THE TASK | Copy out each line of the listing below that contains the word "this".

□ □ □

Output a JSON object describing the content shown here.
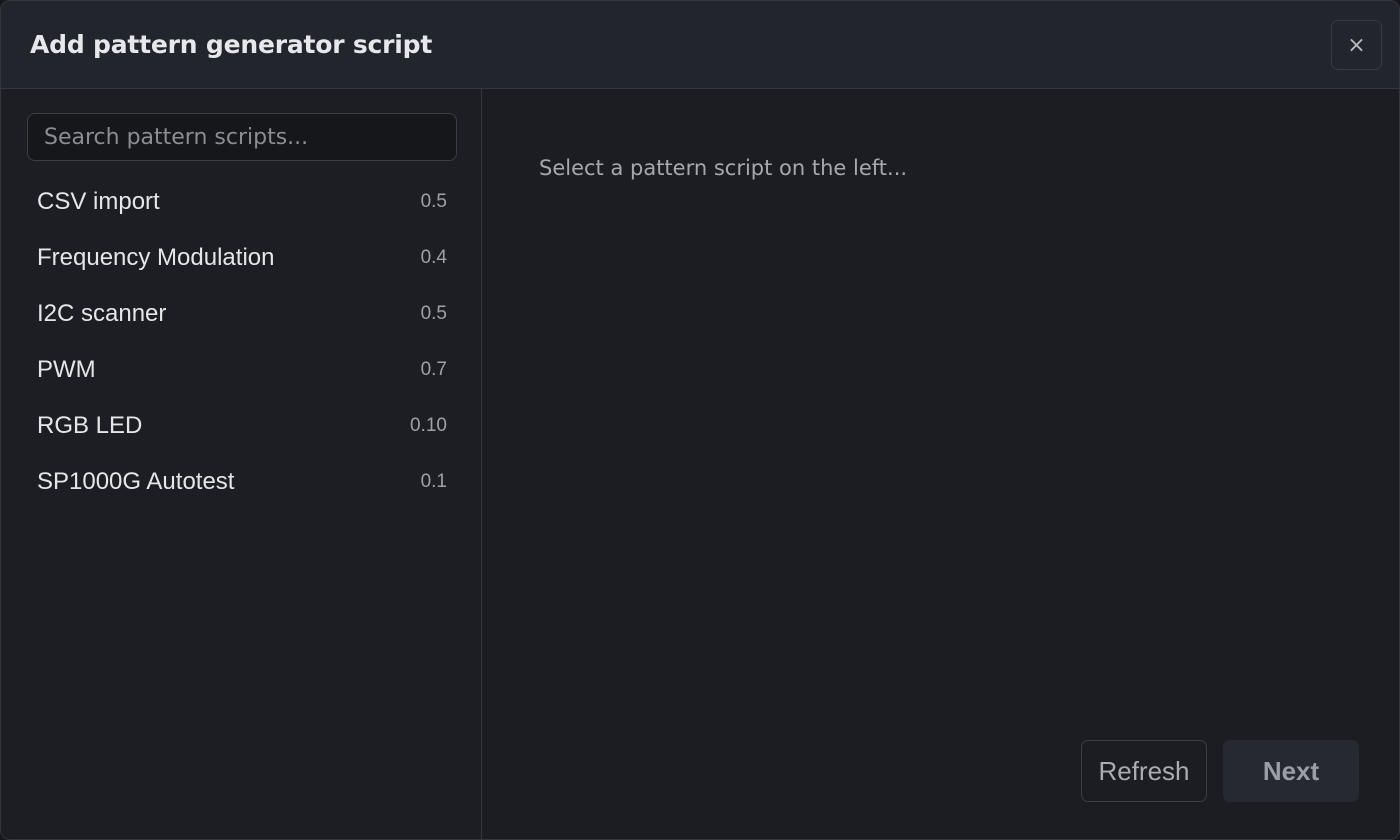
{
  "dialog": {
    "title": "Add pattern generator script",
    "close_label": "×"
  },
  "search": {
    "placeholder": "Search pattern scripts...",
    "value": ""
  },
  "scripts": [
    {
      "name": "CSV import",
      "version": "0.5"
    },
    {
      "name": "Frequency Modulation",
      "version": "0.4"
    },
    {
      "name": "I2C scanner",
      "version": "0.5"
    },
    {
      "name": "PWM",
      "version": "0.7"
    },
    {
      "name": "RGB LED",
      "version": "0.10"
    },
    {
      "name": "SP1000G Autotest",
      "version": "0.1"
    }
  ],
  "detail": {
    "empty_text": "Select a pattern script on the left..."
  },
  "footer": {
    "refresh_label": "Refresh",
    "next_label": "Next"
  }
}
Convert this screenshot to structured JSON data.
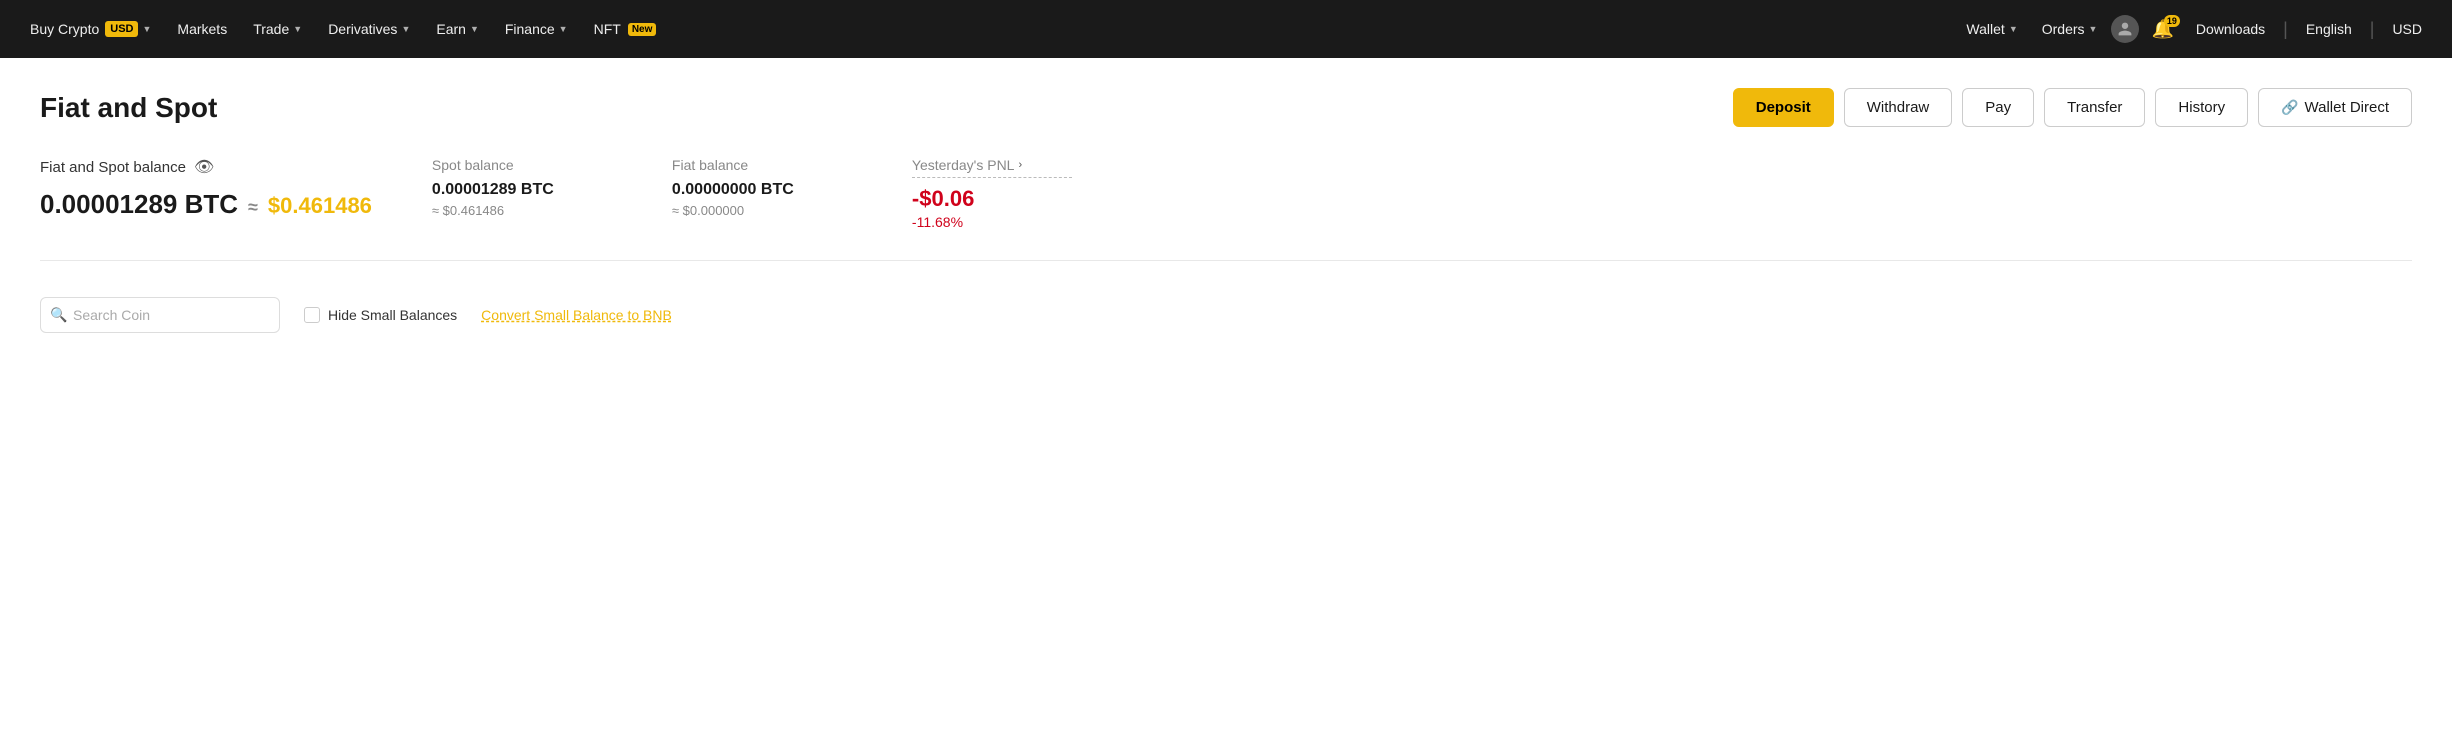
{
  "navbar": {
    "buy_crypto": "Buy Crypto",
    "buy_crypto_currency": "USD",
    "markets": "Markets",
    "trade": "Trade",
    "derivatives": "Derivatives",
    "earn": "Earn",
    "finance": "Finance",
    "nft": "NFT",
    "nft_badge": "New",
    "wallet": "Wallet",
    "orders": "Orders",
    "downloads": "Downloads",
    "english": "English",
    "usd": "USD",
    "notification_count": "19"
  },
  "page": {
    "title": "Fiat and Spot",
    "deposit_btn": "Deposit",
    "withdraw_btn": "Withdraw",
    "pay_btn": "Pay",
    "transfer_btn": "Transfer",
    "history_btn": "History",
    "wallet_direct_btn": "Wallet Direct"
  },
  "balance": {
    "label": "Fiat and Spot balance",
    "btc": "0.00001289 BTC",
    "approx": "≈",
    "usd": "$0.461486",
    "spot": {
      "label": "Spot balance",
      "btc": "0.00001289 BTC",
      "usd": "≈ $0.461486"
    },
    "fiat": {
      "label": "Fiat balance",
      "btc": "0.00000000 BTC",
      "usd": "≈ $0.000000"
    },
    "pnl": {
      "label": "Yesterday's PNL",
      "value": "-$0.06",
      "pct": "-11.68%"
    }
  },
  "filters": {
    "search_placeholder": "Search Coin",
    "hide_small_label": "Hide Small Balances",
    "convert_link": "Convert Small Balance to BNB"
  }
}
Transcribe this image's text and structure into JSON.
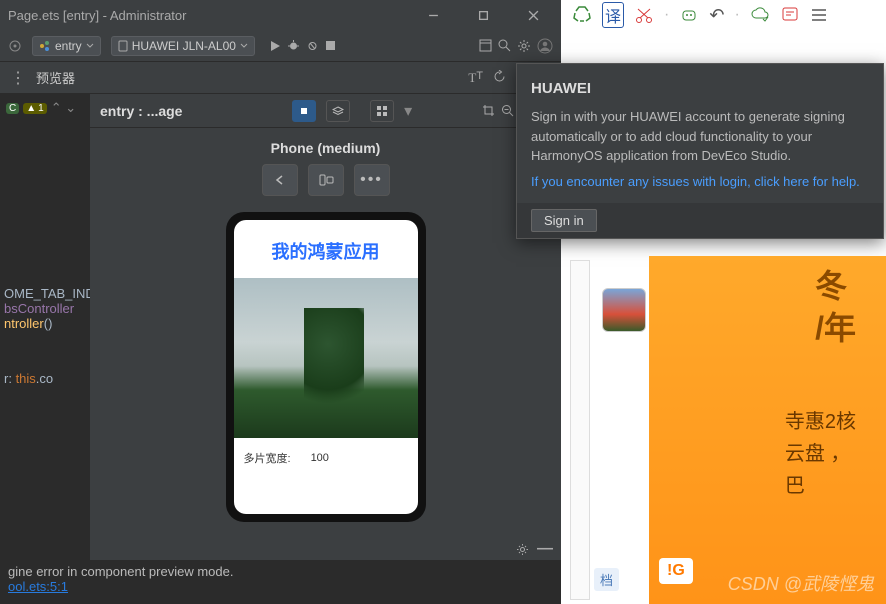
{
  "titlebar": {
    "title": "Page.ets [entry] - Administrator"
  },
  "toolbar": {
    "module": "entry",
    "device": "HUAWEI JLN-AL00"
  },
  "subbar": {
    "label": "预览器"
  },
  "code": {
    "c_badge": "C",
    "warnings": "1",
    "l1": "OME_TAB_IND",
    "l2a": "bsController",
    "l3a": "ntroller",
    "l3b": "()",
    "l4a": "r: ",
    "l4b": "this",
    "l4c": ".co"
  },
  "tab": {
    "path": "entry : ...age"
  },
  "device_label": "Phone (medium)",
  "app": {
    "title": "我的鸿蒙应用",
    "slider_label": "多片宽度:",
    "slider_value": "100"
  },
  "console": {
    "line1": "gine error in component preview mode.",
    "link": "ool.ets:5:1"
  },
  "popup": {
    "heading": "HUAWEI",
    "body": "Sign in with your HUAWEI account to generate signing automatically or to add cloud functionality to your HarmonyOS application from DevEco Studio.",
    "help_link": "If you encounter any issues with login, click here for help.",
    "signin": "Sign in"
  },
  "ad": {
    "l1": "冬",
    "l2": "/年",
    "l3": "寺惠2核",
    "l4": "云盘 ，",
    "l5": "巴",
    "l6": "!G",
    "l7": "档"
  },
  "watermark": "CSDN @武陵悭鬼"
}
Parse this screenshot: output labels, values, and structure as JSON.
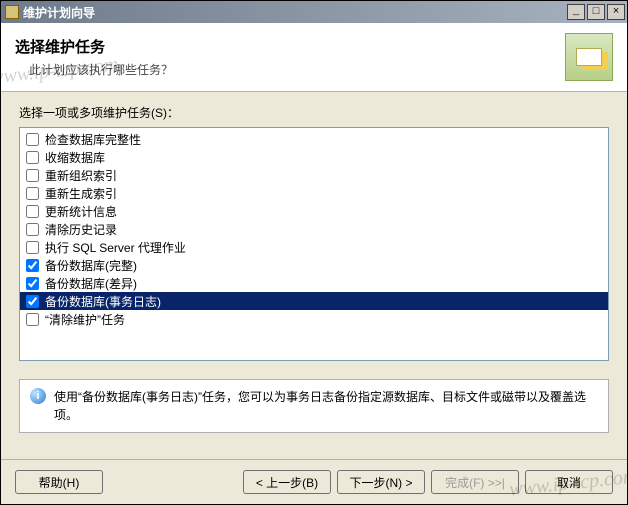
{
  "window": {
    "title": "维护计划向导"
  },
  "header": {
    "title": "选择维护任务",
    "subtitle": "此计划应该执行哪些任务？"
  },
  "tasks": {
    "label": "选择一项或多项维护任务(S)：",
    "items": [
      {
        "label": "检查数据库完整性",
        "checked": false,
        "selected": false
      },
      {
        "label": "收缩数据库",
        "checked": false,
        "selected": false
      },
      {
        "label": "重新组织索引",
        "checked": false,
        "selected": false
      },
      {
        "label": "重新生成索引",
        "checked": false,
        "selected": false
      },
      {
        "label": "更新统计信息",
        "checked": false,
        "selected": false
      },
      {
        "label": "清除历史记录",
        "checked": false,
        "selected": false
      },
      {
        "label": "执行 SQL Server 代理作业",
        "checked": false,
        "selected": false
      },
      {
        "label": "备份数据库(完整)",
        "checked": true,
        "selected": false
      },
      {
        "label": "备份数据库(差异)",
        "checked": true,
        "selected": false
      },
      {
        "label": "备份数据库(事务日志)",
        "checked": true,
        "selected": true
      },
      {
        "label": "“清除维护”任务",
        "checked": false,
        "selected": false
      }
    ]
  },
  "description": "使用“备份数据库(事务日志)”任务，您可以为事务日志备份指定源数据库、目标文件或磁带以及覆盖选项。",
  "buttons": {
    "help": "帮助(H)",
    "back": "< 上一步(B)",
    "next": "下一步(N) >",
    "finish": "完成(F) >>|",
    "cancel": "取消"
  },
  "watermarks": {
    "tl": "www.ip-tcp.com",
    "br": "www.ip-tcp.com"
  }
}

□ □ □

SOLUTION TO THE PROBLEM |
Convert this screenshot to structured JSON data.
Transcribe this image's text and structure into JSON.
    "l4b": "this",
Parse this screenshot: output labels, values, and structure as JSON.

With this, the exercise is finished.